At one point I was sitting at the kitchen table and began to cry. “What if I do something which makes the situation worse for you?!” My husband was very reassuring and realistic, bringing me out of an emotional place to a more logical perspective. “Just get the information, let’s talk it over and do the best we can do,” he wisely responded. Stressing over the conflicting information and worrying over what side of it we should come down on would have its own deleterious effect on our health.
This scenario made me remember a section of Dr. Andy Newberg’s book Why We Believe What We Believe where he wrote about bias. After reading his explanation of how and why we make the decisions we do, I began to see confirmation bias alive and well in myself and others.
Dr. Newberg lists 27 ways our brains distort reality through bias. There are a few reoccurring themes which I want to share (already demonstrating my confirmation bias):
Authoritarian Bias: Believing people of power and status over others.
Confirmation Bias: Emphasizing information that supports our beliefs while unconsciously ignoring or rejecting information that contradicts them.
Self-Serving Bias: Maintaining beliefs that benefit only our own interests and goals.

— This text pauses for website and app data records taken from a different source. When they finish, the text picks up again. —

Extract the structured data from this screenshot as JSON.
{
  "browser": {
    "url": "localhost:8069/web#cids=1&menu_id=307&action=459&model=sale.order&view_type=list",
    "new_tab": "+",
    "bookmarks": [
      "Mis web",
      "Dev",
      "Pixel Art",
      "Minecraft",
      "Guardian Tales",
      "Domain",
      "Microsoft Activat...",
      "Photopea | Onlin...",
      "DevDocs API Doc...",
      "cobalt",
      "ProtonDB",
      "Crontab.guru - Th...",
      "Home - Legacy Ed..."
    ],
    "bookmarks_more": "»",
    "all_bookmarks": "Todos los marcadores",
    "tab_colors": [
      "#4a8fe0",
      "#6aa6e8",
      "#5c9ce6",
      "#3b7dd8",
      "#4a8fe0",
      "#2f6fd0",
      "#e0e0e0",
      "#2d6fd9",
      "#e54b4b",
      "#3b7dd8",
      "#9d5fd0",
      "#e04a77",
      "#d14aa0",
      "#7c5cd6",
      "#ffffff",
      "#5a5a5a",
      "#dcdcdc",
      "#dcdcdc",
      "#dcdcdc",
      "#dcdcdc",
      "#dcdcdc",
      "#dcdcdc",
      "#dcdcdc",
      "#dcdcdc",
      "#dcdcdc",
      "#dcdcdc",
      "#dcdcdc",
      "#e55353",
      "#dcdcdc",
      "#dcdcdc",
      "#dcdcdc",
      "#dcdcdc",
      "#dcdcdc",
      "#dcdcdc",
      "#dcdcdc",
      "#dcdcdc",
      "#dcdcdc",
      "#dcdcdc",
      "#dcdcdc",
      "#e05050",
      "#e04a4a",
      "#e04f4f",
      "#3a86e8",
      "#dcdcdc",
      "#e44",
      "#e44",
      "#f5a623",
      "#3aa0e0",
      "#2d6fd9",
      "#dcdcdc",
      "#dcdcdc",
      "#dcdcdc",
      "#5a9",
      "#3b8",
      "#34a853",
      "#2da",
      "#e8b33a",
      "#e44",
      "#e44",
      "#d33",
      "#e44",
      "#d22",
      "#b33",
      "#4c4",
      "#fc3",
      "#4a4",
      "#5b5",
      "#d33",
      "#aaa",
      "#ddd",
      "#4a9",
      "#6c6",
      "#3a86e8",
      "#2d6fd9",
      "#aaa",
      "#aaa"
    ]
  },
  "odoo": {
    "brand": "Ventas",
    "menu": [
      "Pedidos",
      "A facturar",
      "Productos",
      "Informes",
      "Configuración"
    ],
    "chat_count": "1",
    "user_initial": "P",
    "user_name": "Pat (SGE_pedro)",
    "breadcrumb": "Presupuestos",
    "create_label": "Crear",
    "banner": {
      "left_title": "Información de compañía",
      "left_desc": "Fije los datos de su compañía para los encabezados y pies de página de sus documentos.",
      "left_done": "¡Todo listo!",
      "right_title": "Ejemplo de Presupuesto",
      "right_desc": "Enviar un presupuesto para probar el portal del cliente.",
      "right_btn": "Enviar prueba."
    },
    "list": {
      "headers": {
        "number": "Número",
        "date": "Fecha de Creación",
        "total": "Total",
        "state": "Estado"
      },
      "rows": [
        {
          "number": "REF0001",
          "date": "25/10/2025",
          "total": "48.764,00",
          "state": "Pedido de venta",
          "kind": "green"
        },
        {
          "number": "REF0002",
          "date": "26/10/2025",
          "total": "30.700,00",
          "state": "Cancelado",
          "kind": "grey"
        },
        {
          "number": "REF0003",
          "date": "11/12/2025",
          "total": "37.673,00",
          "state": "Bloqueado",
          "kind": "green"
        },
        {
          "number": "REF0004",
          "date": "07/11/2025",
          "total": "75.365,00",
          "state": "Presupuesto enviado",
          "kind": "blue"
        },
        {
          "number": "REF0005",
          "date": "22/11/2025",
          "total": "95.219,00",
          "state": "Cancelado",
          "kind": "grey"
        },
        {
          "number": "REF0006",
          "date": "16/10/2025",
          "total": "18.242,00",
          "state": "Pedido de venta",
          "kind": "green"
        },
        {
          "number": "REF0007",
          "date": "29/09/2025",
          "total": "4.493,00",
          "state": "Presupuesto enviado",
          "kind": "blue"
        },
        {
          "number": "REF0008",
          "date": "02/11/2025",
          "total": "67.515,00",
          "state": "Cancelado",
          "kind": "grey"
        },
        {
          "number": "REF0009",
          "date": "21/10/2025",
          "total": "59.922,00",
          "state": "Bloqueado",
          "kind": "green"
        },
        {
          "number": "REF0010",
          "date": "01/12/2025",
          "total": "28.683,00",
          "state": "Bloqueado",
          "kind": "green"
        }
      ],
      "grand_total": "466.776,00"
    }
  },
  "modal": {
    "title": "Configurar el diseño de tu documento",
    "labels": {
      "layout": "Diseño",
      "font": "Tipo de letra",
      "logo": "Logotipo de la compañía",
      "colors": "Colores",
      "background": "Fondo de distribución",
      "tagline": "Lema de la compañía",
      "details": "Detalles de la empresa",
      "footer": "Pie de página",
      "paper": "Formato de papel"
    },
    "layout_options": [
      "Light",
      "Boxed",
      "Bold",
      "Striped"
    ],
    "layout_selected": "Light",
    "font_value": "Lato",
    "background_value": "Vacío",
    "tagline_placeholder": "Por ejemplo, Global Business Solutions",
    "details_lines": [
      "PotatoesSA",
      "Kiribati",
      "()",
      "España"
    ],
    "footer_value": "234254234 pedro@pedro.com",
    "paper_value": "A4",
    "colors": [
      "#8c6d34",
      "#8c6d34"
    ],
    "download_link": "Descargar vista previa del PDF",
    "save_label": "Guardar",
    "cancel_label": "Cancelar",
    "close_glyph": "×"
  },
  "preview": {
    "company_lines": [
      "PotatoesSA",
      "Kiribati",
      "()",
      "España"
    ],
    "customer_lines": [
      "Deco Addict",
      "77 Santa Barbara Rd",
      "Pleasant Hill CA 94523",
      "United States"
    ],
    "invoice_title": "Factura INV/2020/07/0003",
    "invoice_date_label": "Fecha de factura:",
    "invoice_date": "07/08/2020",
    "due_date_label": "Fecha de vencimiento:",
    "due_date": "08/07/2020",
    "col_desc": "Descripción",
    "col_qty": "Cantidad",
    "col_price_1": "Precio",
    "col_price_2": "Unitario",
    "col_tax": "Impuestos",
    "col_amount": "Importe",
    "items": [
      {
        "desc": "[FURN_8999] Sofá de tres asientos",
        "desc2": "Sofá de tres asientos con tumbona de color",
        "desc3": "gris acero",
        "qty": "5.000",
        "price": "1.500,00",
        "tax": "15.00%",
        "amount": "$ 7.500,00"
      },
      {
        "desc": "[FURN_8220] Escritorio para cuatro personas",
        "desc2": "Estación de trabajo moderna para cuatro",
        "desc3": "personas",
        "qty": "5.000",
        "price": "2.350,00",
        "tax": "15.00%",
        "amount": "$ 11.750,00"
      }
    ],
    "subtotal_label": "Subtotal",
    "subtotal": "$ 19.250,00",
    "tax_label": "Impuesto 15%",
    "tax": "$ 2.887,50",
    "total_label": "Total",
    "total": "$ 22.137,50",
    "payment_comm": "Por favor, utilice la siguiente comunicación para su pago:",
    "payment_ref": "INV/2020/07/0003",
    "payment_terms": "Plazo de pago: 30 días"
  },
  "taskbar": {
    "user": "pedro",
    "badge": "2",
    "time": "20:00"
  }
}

Bandwagon Bias: Tendency to go along with beliefs of whatever group we are involved in.
Perseverance Bias: Continuing to insist that a specific belief is true even when confronted with contradictory evidence.
Persuasion Bias: The more dramatic and emotional the presenter, the more we tend to believe.

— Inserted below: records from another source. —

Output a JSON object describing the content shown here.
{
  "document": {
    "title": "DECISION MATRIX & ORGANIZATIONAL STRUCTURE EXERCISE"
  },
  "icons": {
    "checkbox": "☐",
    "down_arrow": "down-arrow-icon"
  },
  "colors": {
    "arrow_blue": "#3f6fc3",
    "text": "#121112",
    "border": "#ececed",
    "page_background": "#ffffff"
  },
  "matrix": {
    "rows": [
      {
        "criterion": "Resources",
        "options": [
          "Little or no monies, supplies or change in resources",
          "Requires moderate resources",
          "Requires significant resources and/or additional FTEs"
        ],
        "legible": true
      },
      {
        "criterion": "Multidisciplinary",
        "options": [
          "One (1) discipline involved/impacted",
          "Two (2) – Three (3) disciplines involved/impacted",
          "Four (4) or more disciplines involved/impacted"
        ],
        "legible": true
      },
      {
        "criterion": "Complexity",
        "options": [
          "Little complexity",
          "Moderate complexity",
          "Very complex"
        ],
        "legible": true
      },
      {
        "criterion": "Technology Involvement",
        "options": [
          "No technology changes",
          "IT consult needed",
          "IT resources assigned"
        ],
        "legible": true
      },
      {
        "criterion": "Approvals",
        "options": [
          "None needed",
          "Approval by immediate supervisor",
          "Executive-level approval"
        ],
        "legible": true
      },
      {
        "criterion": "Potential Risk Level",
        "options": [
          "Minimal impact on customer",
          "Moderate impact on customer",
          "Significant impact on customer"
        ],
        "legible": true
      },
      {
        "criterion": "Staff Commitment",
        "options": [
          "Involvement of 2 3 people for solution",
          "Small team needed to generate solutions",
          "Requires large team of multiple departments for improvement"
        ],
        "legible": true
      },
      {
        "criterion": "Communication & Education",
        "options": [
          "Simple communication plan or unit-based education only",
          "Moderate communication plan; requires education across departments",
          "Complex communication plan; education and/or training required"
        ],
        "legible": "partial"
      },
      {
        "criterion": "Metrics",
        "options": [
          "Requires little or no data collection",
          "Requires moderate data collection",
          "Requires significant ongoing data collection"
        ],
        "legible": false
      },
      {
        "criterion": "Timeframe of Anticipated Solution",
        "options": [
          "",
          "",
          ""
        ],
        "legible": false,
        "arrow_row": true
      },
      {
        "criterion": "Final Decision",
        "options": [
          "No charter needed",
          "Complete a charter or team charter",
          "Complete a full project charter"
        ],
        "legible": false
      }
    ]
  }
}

Publication Bias: Publications that show positive outcomes and tend to exclude work/research that have a negative outcome as well as that anything published must be true.
The other day I was looking something up online and Googled the term. I looked first for the links which seemed to support the way I was leaning on the topic. I read through them first and then read through some of the opposing views–just to see if they could sway me to their side. Then I laughed at myself. I was vividly demonstrating confirmation bias to myself.
There are many examples of how bias impacts everyone’s decisions relating to health, nutrition and eating. Usually we have certain beliefs already–through which we filter incoming information. For example, I know people who believe that vitamins are a waste of money. There is nothing I or anyone else can say or studies they could read which will convince them otherwise.
When we were considering who to place our confidence in relating to advice being given about what we should do and what we should not do, we began to understand another aspect of confirmation bias: the surrender our personal authority to professionals who understand a situation and its dynamics better than we do—IF we trust those professionals, right?
Even when we have surrendered our personal authority relating to our health decisions, Ivan and I still retain a perspective that when the advice being given to us conflicts strongly with our confirmation bias, we check in on that point and make a decision to either follow the advice, or not to follow it. Dr. Mohammad was very wise in saying to me, “Ivan is the captain of his experience.” There have been times when we do not share the same confirmation bias, but during times like that, we have been able to allow each other to have our individual confirmation bias and not turn it into a point of contention between us.
Not everyone is going to agree with every point of the Misner Plan and that is okay! We are just here to share what worked for us and why we came to the conclusions we did in the hopes that some of the positive changes you want to make can be supported and encouraged here.